Element data from apps and pages:
= = = =

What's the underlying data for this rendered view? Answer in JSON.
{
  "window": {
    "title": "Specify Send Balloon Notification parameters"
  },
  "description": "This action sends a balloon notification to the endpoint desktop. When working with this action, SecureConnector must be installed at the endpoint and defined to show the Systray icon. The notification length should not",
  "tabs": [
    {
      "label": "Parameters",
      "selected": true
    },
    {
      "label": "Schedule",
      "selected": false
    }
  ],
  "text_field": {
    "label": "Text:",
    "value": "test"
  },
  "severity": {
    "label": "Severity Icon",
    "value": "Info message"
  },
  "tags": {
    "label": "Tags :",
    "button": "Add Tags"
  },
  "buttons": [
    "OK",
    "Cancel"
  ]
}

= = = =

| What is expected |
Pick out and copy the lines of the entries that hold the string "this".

| Exercise answer |
What's the underlying data for this rendered view? Answer in JSON.
  "description": "This action sends a balloon notification to the endpoint desktop. When working with this action, SecureConnector must be installed at the endpoint and defined to show the Systray icon. The notification length should not",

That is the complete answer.